Fellow junior Isaac Arocha was paired with someone closer to his own age, a 15-year-old boy. Initially, Arocha was disappointed since he'd hoped to spend time with a younger child, but the pairing turned out to be a great match: "We could have substantive conversations about what was going on," he said.
Junior Liza Aldridge sees her volunteerism with UMD as helping to fulfill her responsibility to be a good neighbor.
"It's just seeing people in our community who are our neighbors and knowing that if I were in that situation, I'd want someone to do the same for me, to help me out," she said. "The things that we've done there are really personal. We get to know the people and see the difference we can make."
That's how McNamara hopes all students experience community service — as helping to lift their neighbors up, not reaching a hand down.
"I think about it more as being a part of a community, a civic engagement. When we help people who are down on their luck, that raises the whole community, it makes all of us better," she said. "We are joining with them to bring their lives up and give them a break and help them get on their feet."
Middle School language arts teacher Ben Michelman, who serves on UMD's community engagement board and is a frequent volunteer, is committed to making community service a mutual exchange for students. Before the Middle School's October community service day, he asked each student in his eighth-grade advisory to bring in a piece of clothing to donate, and then to write a fictionalized story or poem about the article of clothing to be tucked into the item's pocket. With luck, the next owner of the clothing would find the story.
It wasn't much later when an UMD client felt a little something in the pocket of a white sweater she'd selected and went running to find Jackson. "Someone left this in their pocket, and they're going to want it back!" she recalled the client exclaiming.
With Caroline Sapir's story tucked inside, the sweater was no longer just a sweater. It had become so much more — a source of hope.

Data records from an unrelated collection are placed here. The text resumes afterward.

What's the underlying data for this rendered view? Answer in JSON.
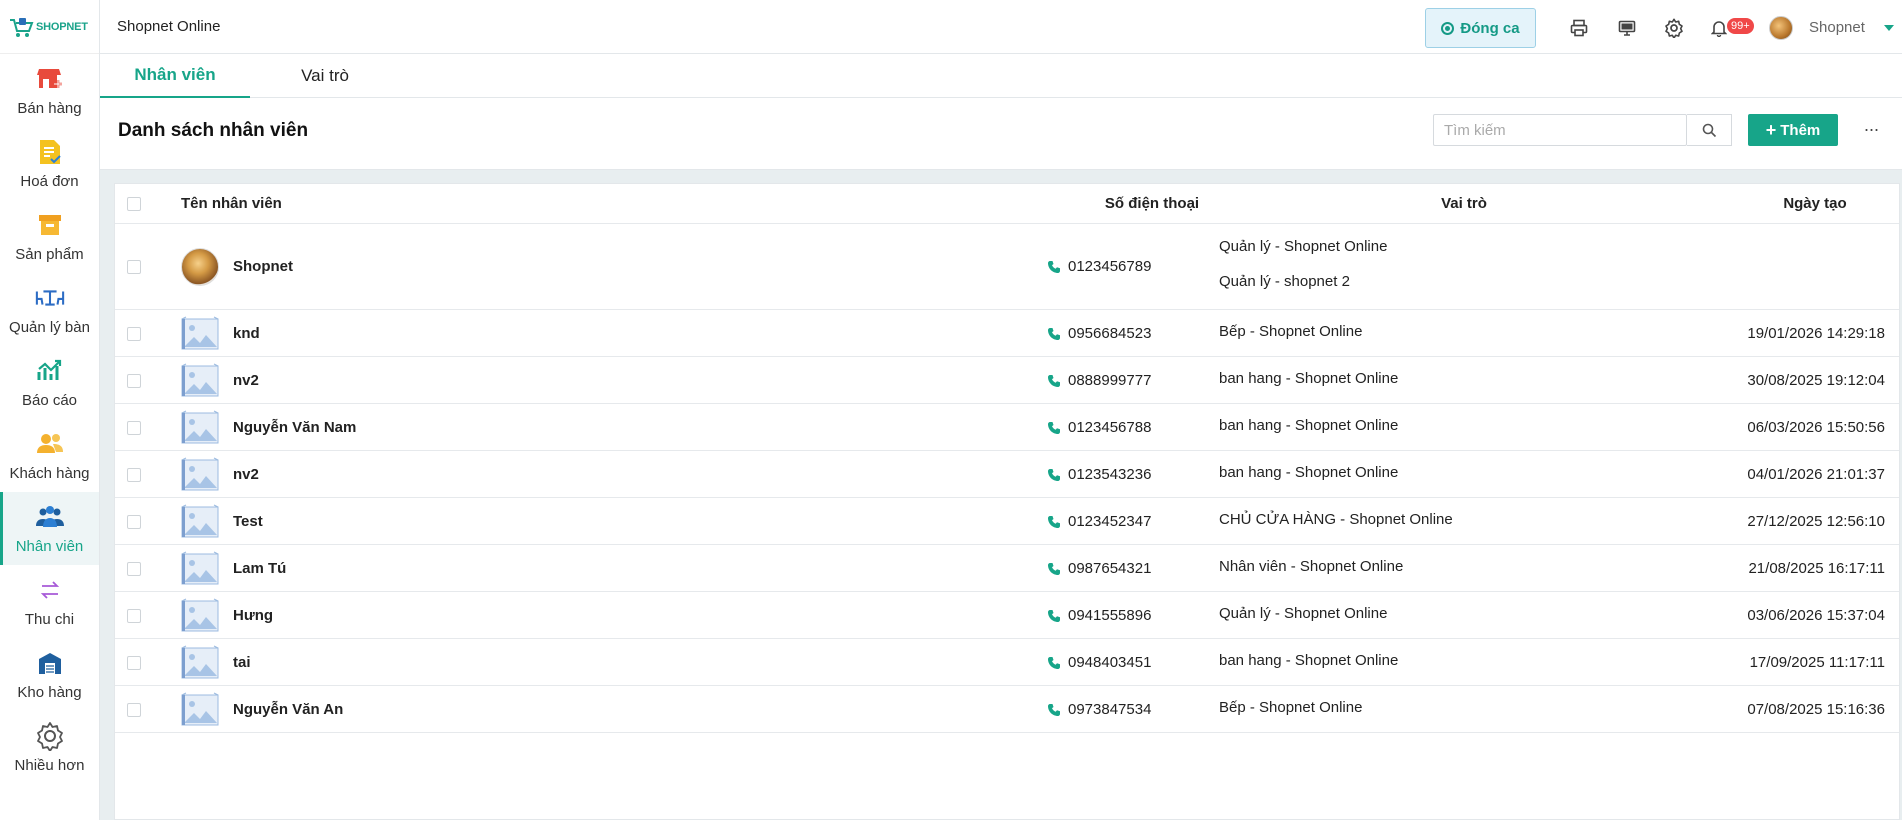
{
  "brand": {
    "logo_text": "SHOPNET",
    "accent": "#17a589"
  },
  "sidebar": {
    "items": [
      {
        "label": "Bán hàng",
        "icon": "store-cart-icon",
        "active": false
      },
      {
        "label": "Hoá đơn",
        "icon": "invoice-icon",
        "active": false
      },
      {
        "label": "Sản phẩm",
        "icon": "product-box-icon",
        "active": false
      },
      {
        "label": "Quản lý bàn",
        "icon": "table-icon",
        "active": false
      },
      {
        "label": "Báo cáo",
        "icon": "report-chart-icon",
        "active": false
      },
      {
        "label": "Khách hàng",
        "icon": "customers-icon",
        "active": false
      },
      {
        "label": "Nhân viên",
        "icon": "staff-icon",
        "active": true
      },
      {
        "label": "Thu chi",
        "icon": "exchange-icon",
        "active": false
      },
      {
        "label": "Kho hàng",
        "icon": "warehouse-icon",
        "active": false
      },
      {
        "label": "Nhiều hơn",
        "icon": "gear-icon",
        "active": false
      }
    ]
  },
  "topbar": {
    "store_name": "Shopnet Online",
    "close_shift_label": "Đóng ca",
    "notification_count": "99+",
    "user_name": "Shopnet"
  },
  "tabs": [
    {
      "label": "Nhân viên",
      "active": true
    },
    {
      "label": "Vai trò",
      "active": false
    }
  ],
  "header": {
    "title": "Danh sách nhân viên",
    "search_placeholder": "Tìm kiếm",
    "add_label": "Thêm",
    "more_label": "···"
  },
  "table": {
    "columns": [
      "Tên nhân viên",
      "Số điện thoại",
      "Vai trò",
      "Ngày tạo"
    ],
    "rows": [
      {
        "name": "Shopnet",
        "phone": "0123456789",
        "roles": [
          "Quản lý - Shopnet Online",
          "Quản lý - shopnet 2"
        ],
        "created": "",
        "has_photo": true
      },
      {
        "name": "knd",
        "phone": "0956684523",
        "roles": [
          "Bếp - Shopnet Online"
        ],
        "created": "19/01/2026 14:29:18"
      },
      {
        "name": "nv2",
        "phone": "0888999777",
        "roles": [
          "ban hang - Shopnet Online"
        ],
        "created": "30/08/2025 19:12:04"
      },
      {
        "name": "Nguyễn Văn Nam",
        "phone": "0123456788",
        "roles": [
          "ban hang - Shopnet Online"
        ],
        "created": "06/03/2026 15:50:56"
      },
      {
        "name": "nv2",
        "phone": "0123543236",
        "roles": [
          "ban hang - Shopnet Online"
        ],
        "created": "04/01/2026 21:01:37"
      },
      {
        "name": "Test",
        "phone": "0123452347",
        "roles": [
          "CHỦ CỬA HÀNG - Shopnet Online"
        ],
        "created": "27/12/2025 12:56:10"
      },
      {
        "name": "Lam Tú",
        "phone": "0987654321",
        "roles": [
          "Nhân viên - Shopnet Online"
        ],
        "created": "21/08/2025 16:17:11"
      },
      {
        "name": "Hưng",
        "phone": "0941555896",
        "roles": [
          "Quản lý - Shopnet Online"
        ],
        "created": "03/06/2026 15:37:04"
      },
      {
        "name": "tai",
        "phone": "0948403451",
        "roles": [
          "ban hang - Shopnet Online"
        ],
        "created": "17/09/2025 11:17:11"
      },
      {
        "name": "Nguyễn Văn An",
        "phone": "0973847534",
        "roles": [
          "Bếp - Shopnet Online"
        ],
        "created": "07/08/2025 15:16:36"
      }
    ]
  }
}
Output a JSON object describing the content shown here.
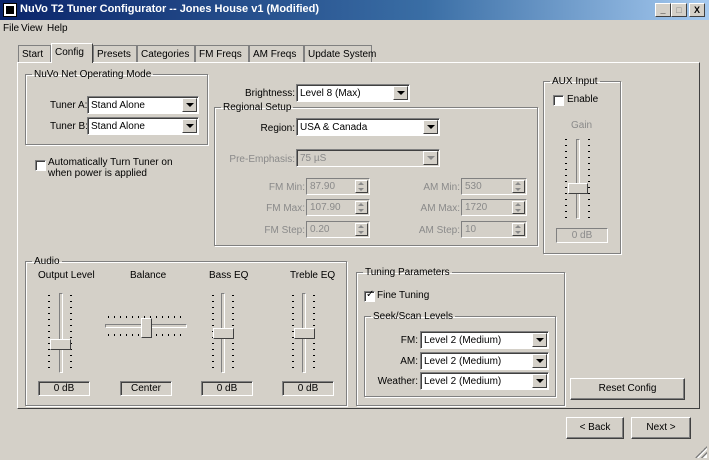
{
  "window": {
    "title": "NuVo T2 Tuner Configurator -- Jones House v1 (Modified)",
    "minimize": "_",
    "maximize": "□",
    "close": "X"
  },
  "menu": [
    "File",
    "View",
    "Help"
  ],
  "tabs": [
    "Start",
    "Config",
    "Presets",
    "Categories",
    "FM Freqs",
    "AM Freqs",
    "Update System"
  ],
  "active_tab": "Config",
  "net_mode": {
    "legend": "NuVo Net Operating Mode",
    "tuner_a_label": "Tuner A:",
    "tuner_a_value": "Stand Alone",
    "tuner_b_label": "Tuner B:",
    "tuner_b_value": "Stand Alone"
  },
  "auto_on": {
    "label_line1": "Automatically Turn Tuner on",
    "label_line2": "when power is applied",
    "checked": false
  },
  "brightness": {
    "label": "Brightness:",
    "value": "Level 8 (Max)"
  },
  "regional": {
    "legend": "Regional Setup",
    "region_label": "Region:",
    "region_value": "USA & Canada",
    "pre_emphasis_label": "Pre-Emphasis:",
    "pre_emphasis_value": "75 µS",
    "fm_min_label": "FM Min:",
    "fm_min_value": "87.90",
    "fm_max_label": "FM Max:",
    "fm_max_value": "107.90",
    "fm_step_label": "FM Step:",
    "fm_step_value": "0.20",
    "am_min_label": "AM Min:",
    "am_min_value": "530",
    "am_max_label": "AM Max:",
    "am_max_value": "1720",
    "am_step_label": "AM Step:",
    "am_step_value": "10"
  },
  "aux": {
    "legend": "AUX Input",
    "enable_label": "Enable",
    "enabled": false,
    "gain_label": "Gain",
    "gain_value": "0 dB"
  },
  "audio": {
    "legend": "Audio",
    "output_label": "Output Level",
    "output_value": "0 dB",
    "balance_label": "Balance",
    "balance_value": "Center",
    "bass_label": "Bass EQ",
    "bass_value": "0 dB",
    "treble_label": "Treble EQ",
    "treble_value": "0 dB"
  },
  "tuning": {
    "legend": "Tuning Parameters",
    "fine_label": "Fine Tuning",
    "fine_checked": true,
    "seek_legend": "Seek/Scan Levels",
    "fm_label": "FM:",
    "fm_value": "Level 2 (Medium)",
    "am_label": "AM:",
    "am_value": "Level 2 (Medium)",
    "weather_label": "Weather:",
    "weather_value": "Level 2 (Medium)"
  },
  "buttons": {
    "reset": "Reset Config",
    "back": "< Back",
    "next": "Next >"
  }
}
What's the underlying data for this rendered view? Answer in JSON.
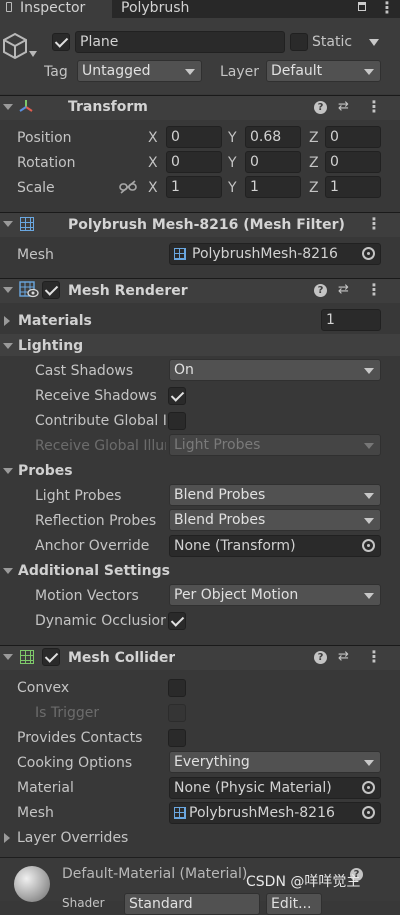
{
  "tabs": {
    "inspector": "Inspector",
    "polybrush": "Polybrush"
  },
  "object": {
    "name": "Plane",
    "static_label": "Static",
    "tag_label": "Tag",
    "tag_value": "Untagged",
    "layer_label": "Layer",
    "layer_value": "Default"
  },
  "transform": {
    "title": "Transform",
    "position": {
      "label": "Position",
      "x": "0",
      "y": "0.68",
      "z": "0"
    },
    "rotation": {
      "label": "Rotation",
      "x": "0",
      "y": "0",
      "z": "0"
    },
    "scale": {
      "label": "Scale",
      "x": "1",
      "y": "1",
      "z": "1"
    },
    "axis_x": "X",
    "axis_y": "Y",
    "axis_z": "Z"
  },
  "mesh_filter": {
    "title": "Polybrush Mesh-8216 (Mesh Filter)",
    "mesh_label": "Mesh",
    "mesh_value": "PolybrushMesh-8216"
  },
  "mesh_renderer": {
    "title": "Mesh Renderer",
    "materials_label": "Materials",
    "materials_count": "1",
    "lighting": "Lighting",
    "cast_shadows_label": "Cast Shadows",
    "cast_shadows_value": "On",
    "receive_shadows_label": "Receive Shadows",
    "contribute_gi_label": "Contribute Global Illumination",
    "receive_gi_label": "Receive Global Illumination",
    "receive_gi_value": "Light Probes",
    "probes": "Probes",
    "light_probes_label": "Light Probes",
    "light_probes_value": "Blend Probes",
    "reflection_probes_label": "Reflection Probes",
    "reflection_probes_value": "Blend Probes",
    "anchor_override_label": "Anchor Override",
    "anchor_override_value": "None (Transform)",
    "additional": "Additional Settings",
    "motion_vectors_label": "Motion Vectors",
    "motion_vectors_value": "Per Object Motion",
    "dynamic_occlusion_label": "Dynamic Occlusion"
  },
  "mesh_collider": {
    "title": "Mesh Collider",
    "convex_label": "Convex",
    "is_trigger_label": "Is Trigger",
    "provides_contacts_label": "Provides Contacts",
    "cooking_label": "Cooking Options",
    "cooking_value": "Everything",
    "material_label": "Material",
    "material_value": "None (Physic Material)",
    "mesh_label": "Mesh",
    "mesh_value": "PolybrushMesh-8216",
    "layer_overrides_label": "Layer Overrides"
  },
  "material": {
    "name": "Default-Material (Material)",
    "shader_label": "Shader",
    "shader_value": "Standard",
    "edit_label": "Edit..."
  },
  "watermark": "CSDN @咩咩觉主"
}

"... this sweater has been through a lot. It all started in a boutique in Montclair, New Jersey and since then it has been watching memories in the making [as] each and every handmade stitch of cotton is filled with captivating memories. The sweater now needs to begin a new life with a new owner, which is you. I hope you will make many memories with this sweater. It is now your turn to fill the stitches."